Input data:

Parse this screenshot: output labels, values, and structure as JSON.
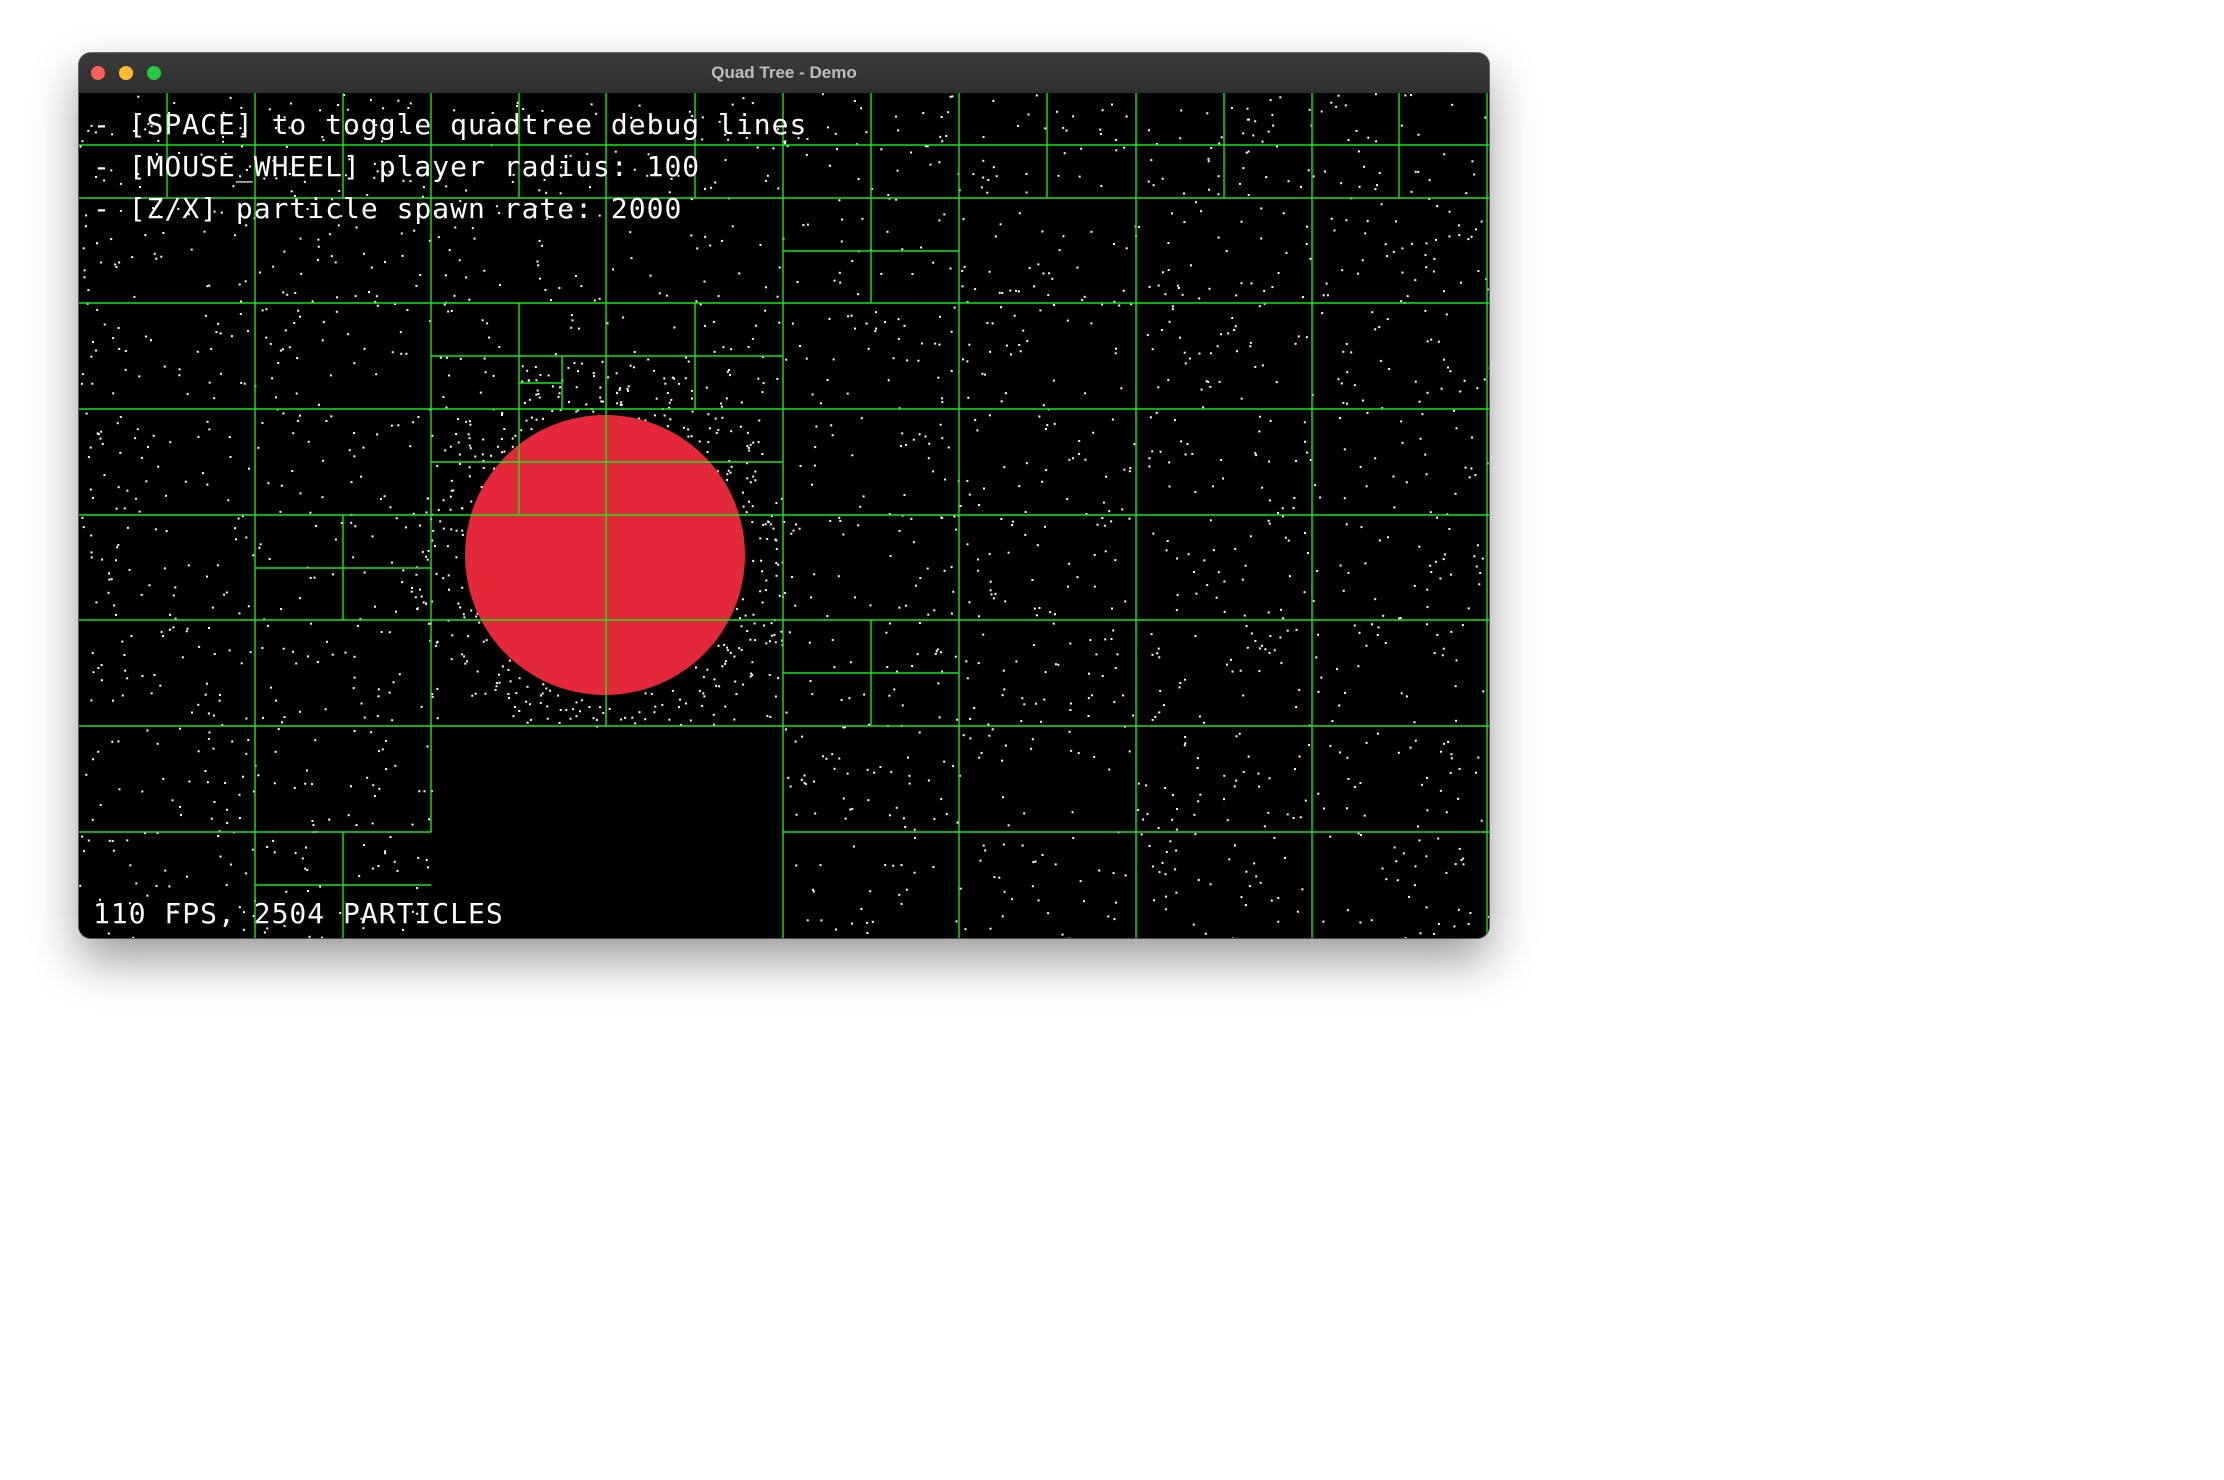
{
  "window": {
    "title": "Quad Tree - Demo",
    "buttons": [
      {
        "name": "close-button",
        "color": "#fe5f57"
      },
      {
        "name": "minimize-button",
        "color": "#febc2e"
      },
      {
        "name": "zoom-button",
        "color": "#28c840"
      }
    ]
  },
  "overlay": {
    "instructions": [
      "- [SPACE] to toggle quadtree debug lines",
      "- [MOUSE_WHEEL] player radius: 100",
      "- [Z/X] particle spawn rate: 2000"
    ],
    "status": "110 FPS, 2504 PARTICLES"
  },
  "scene": {
    "background_color": "#000000",
    "grid_line_color": "#19e619",
    "particle_color": "#ffffff",
    "player_color": "#e32939",
    "player_radius": 100,
    "particle_spawn_rate": 2000,
    "particle_count": 2504,
    "fps": 110,
    "debug_lines": true
  }
}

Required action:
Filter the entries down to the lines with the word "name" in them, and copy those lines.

Output below:
        "name": "close-button",
        "name": "minimize-button",
        "name": "zoom-button",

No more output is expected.